The Cash Crunch Is Baaack

Bloomberg: Double Blow for China Banks as Fed Worry Meets June Cash Crunch
Shanghai’s money market is braced for higher borrowing costs as a credit-fueled economic recovery coincides with the prospect of higher U.S. interest rates in June, a month that has historically seen funding crunches in China.

The overnight interbank lending rate averaged 1.99 percent in May, up from 1.18 percent a year ago, as Federal Reserve tightening weakened the yuan, spurring capital outflow pressures. That borrowing cost has climbed every June since 2011, as lenders hoard deposits ahead of quarter-end regulatory checks. The cost of fixing rates in the swap market is surging as data showed property leading a rebound in investment in the world’s second-biggest economy.

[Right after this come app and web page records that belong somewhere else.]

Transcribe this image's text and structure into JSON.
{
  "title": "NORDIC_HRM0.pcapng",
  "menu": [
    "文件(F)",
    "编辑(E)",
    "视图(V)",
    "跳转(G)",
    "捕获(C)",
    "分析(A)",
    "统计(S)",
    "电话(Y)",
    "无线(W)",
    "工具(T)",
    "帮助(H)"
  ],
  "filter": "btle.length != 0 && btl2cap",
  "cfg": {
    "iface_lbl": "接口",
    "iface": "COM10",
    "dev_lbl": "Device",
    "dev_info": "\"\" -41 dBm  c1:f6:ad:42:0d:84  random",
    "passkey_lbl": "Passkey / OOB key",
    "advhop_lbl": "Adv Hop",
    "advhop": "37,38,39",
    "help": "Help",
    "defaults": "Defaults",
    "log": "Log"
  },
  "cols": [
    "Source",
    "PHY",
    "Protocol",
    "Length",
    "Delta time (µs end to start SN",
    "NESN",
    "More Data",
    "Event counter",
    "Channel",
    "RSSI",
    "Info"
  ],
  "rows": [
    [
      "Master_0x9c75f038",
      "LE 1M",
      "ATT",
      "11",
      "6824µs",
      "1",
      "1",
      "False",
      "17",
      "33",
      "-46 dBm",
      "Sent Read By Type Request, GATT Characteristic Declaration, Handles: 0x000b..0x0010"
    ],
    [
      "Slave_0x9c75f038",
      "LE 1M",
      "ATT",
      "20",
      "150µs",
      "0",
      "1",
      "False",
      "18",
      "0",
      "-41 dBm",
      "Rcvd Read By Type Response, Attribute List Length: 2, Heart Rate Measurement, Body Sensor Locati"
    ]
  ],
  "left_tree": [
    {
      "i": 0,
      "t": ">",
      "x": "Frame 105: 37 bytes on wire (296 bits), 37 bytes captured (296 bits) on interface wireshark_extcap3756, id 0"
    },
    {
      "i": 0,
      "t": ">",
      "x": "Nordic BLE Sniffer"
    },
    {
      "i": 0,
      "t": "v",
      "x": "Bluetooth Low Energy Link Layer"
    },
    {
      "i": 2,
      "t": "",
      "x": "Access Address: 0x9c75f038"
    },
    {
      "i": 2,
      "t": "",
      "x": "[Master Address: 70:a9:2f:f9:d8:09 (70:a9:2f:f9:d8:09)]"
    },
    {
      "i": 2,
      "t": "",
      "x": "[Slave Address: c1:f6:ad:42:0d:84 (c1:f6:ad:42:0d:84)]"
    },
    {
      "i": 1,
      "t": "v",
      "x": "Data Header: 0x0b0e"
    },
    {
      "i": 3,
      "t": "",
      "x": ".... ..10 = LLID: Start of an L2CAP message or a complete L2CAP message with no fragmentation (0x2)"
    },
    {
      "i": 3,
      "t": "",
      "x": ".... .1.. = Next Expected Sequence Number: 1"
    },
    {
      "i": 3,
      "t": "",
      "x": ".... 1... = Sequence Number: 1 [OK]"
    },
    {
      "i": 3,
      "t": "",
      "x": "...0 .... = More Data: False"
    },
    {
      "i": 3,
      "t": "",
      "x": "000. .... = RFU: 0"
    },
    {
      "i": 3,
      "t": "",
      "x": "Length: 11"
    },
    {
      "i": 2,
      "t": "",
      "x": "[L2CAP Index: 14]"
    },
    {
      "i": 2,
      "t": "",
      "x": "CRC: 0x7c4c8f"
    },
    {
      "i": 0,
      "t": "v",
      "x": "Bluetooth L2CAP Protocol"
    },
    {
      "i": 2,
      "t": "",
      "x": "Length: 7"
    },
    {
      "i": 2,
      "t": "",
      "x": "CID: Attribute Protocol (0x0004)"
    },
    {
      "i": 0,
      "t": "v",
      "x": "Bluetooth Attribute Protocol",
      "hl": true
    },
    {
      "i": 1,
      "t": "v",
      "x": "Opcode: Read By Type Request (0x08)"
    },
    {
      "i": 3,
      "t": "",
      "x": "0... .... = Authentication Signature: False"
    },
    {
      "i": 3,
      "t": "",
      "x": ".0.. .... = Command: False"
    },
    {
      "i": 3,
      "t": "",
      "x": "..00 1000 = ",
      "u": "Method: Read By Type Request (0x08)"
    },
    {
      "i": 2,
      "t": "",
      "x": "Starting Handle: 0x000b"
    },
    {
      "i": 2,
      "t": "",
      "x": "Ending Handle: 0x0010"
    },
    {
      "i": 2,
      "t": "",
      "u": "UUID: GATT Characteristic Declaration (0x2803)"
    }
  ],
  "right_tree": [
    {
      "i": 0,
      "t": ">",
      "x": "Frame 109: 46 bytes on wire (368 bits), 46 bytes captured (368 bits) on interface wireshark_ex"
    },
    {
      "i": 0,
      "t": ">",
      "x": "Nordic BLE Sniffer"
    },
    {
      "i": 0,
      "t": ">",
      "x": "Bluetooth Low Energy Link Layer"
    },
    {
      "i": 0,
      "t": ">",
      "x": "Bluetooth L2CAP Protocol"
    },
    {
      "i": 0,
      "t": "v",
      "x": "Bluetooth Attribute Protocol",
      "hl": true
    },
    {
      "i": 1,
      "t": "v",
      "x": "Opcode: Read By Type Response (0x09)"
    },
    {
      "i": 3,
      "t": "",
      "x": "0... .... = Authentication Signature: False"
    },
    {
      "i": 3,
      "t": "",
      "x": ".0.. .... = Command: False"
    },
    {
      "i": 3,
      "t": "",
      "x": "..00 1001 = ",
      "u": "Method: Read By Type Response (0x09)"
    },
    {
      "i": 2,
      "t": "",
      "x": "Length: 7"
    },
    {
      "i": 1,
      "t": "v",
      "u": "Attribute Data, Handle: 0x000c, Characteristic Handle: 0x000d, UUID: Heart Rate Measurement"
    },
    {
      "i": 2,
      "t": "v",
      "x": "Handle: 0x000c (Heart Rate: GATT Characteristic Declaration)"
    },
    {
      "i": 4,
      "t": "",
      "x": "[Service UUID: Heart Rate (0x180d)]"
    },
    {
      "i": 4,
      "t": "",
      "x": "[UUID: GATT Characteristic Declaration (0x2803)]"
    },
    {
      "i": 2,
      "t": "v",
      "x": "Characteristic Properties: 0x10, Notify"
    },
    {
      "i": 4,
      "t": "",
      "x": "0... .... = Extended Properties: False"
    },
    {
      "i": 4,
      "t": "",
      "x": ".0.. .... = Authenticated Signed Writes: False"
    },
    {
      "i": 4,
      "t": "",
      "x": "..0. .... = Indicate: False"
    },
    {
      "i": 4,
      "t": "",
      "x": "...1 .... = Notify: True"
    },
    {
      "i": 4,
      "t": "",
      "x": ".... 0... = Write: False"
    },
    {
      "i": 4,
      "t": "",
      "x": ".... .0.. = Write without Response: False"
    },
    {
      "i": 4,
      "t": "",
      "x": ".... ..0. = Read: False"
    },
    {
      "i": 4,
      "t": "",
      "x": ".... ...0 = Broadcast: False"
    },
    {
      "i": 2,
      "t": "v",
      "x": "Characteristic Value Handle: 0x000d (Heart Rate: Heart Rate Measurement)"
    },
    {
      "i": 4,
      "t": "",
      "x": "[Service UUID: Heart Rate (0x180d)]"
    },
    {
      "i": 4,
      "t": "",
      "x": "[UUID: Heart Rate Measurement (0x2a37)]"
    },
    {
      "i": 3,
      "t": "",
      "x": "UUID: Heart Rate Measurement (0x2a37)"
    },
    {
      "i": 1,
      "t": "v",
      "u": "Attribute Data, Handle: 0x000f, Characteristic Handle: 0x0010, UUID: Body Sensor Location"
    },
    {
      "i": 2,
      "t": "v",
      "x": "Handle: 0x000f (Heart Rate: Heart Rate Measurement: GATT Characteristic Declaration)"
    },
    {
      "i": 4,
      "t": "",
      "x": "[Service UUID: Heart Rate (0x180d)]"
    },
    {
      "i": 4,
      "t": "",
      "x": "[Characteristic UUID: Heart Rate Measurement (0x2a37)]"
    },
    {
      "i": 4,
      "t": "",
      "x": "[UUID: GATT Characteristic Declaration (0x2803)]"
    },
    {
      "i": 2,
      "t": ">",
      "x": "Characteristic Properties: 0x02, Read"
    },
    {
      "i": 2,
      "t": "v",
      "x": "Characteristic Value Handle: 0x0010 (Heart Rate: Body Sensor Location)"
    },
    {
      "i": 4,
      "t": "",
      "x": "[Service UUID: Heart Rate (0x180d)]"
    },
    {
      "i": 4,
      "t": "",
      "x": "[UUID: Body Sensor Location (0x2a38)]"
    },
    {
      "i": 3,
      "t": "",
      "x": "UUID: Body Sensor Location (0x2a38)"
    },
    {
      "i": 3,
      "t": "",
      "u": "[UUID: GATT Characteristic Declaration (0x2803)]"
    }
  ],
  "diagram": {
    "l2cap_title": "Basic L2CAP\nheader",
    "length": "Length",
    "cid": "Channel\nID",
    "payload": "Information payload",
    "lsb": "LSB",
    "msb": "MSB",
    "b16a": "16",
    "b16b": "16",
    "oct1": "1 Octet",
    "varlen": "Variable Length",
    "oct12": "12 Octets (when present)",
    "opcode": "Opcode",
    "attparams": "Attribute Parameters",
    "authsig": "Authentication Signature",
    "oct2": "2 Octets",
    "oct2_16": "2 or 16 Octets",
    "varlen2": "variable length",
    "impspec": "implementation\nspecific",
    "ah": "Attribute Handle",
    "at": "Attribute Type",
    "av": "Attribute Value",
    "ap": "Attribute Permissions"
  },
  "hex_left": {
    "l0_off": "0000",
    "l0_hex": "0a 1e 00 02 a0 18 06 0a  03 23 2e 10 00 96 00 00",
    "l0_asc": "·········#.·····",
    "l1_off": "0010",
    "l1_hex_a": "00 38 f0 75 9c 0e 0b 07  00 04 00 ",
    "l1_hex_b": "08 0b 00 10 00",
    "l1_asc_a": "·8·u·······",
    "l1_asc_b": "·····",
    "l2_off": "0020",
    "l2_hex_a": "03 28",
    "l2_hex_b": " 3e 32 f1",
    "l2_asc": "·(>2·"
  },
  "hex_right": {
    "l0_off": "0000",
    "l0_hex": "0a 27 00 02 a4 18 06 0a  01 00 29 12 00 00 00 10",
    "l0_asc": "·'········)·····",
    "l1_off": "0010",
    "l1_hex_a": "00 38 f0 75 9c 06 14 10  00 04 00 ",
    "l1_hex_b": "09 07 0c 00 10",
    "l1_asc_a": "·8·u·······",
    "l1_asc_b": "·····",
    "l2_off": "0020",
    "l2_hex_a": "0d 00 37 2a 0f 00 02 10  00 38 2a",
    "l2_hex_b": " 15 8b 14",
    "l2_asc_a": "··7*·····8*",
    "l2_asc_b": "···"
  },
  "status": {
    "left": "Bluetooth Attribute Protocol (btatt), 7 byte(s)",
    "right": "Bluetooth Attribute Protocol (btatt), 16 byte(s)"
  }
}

“The internal and external factors combined will certainly add pressure to the money market in June, driving interest rates higher,” said Liu Dongliang, a Shenzhen-based senior analyst at China Merchants Bank Co., the nation’s sixth-largest lender. “We’re not optimistic about the bond market in the short term.”
Bloomberg: China Futures Exchange Says Client’s Hedging Caused Flash Crash
Contracts on the CSI 300 Index due in June dropped by the 10 percent daily limit at 10:42 a.m. local time before recovering almost all of their losses in the same minute. The sudden drop was triggered by the unidentified trader’s order for 398 contracts at current market prices. They were filled consecutively, which prompted the broader selloff, the futures exchange said in a statement.

...“Liquidity in the market is really thin at the moment,” Fang Shisheng, Shanghai-based vice general manager at Orient Securities Futures Co., said by phone. “So the market will very likely see big swings if a big order comes in.”

No comments:

Post a Comment